As you may know (or some newer readers may not), I love to read. As a child, my mum would take us to the library every weekend to pick up books and I would have ready my pile before the day was out. Yes, I was that child who would rather be indoors reading that out with my friends (although I was still outside a lot because if the weather was even vaguely nicer, my mother would hound us out of the house. I was always allowed to read for a bit before going to sleep though, so I still got my book fix). So, when I read on Amanda’s blog, Rhyme and Ribbons, that she plans to take part in a reading challenge organised by another blogger this summer, I immediately wanted to join in too. Because all the book reading I’ve got going on for my 35 before 35 list clearly isn’t enough…

The challenge runs from 1 May 2014 until 31 August 2014, with only books read during that time being allowed to count. All the books have to be at least 200 pages long and there are 12 categories that need to be fulfilled to complete the challenge.

Here are the categories, and my book choices:

5 points: Freebie! Read any book that is at least 200 pages long.
The Fault in Our Stars by John Green, because it’s been on my list for way too long now!

10 points: Read a book that was written before you were born.
Flowers for Algernon by David Keyes (published 1966) if I can get it – I’m not finding it on Amazon Germany.  If not, I’ll go with Rosemary’s Baby by Ira Levin (published 1967).

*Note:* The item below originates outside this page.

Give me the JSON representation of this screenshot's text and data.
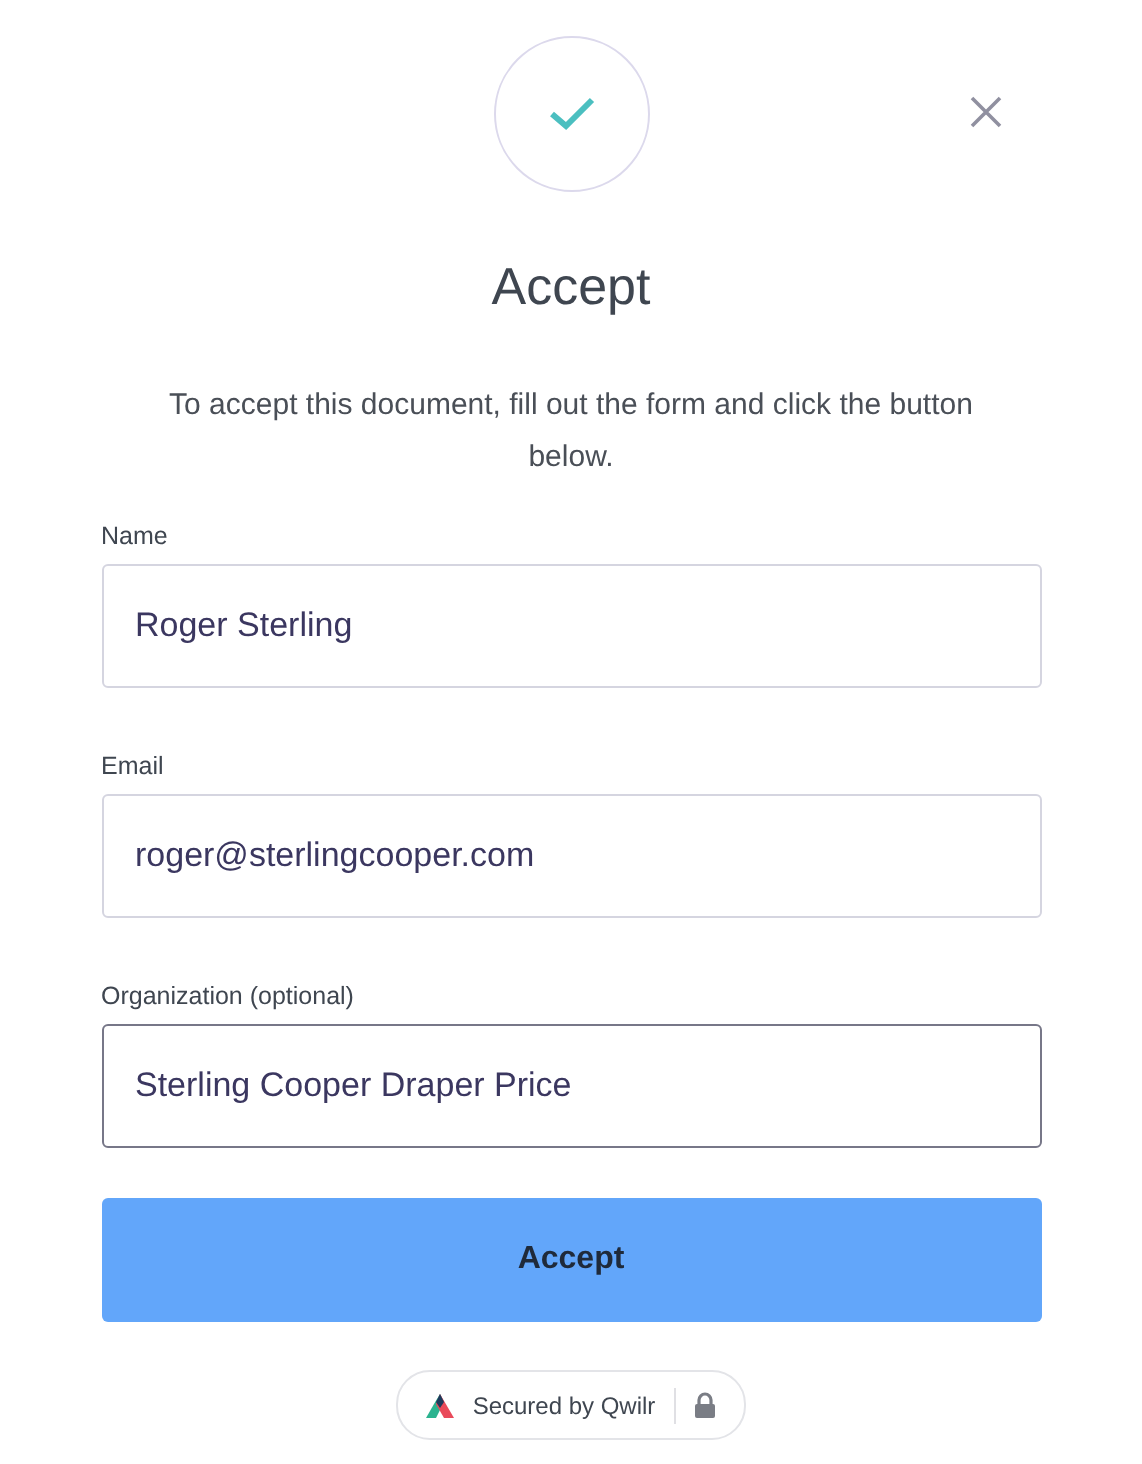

10 points: Finish reading a book you couldn’t finish the first time around. (You must have at least 150 pages left in the book.)
The 1312 Lives of Captain Bluebear by Walter Moers. Jan and I started reading this book years ago but we never actually managed to finish. Time to try again! (The first one that came to mind was The Silmarillion, but I’m convinced it’s not even possible to finish that book!).

10 points: Read a book from the children’s section of a library or bookstore.
I read children’s books allll the time, well young adult literature anyway, which I assume is in the children’s section at the library? But here’s one from my Amazon wishlist: The Mysterious Woods of Whistle Root by Christopher Pennell. It claims to have 224 pages and be for ages 9-12, so it’s perfect for the challenge.

15 points: Read a book that is on The New York Times’ Best Sellers List.
Little Girl Lost by Brian McGilloway. I like a good crime novel and having lived in Northern Ireland as a child, I’m intrigued by the idea of a book that’s set there. (I just hope it will actually have 200 pages seeing as it doesn’t even seem to be available on Amazon Germany yet…)

15 points: Read a historical fiction book that does not take place in Europe.
Hmm, I’ll have to find one first!

 15 points: Read a book another blogger has read for the challenge. (That means you have to wait till the first check in in June to see what other people have read already.)
Ooh, I’m excited to see what others recommend!

20 points: Read a book with “son(s),” “daughter(s),” or “child(ren)” in the title.
The Murderer’s Daughters by Randy Susan Meyers has been on my list for ages! Perfect opportunity to finally read it.

 20 points: Read a book that will be/was adapted into a film in 2014.
Errm, I’m hopeless with films so first I’ll have to discover what’s even coming up this year!

25 points: Read a book by a blogger.
I can’t think of any! Suggestions?

 25 points: Read a biography, autobiography or memoir.
Captain James Cook by Richard Hough. And it’s non-fiction so I get to count it towards my 35 before 35, too!

30 points: Read a pair of books with antonyms in the title.
Oooh, this is hard! I’ll let you know when I think of something…

The challenge is being hosted by Megan at Semi-Charmed Kind of Life. I know it’s 1 May is tomorrow  (I only found out about this today!), but I’m sure there’s still time for you to join in if you’re quick! You can also follow along on Twitter via the hashtag #SCSBC14.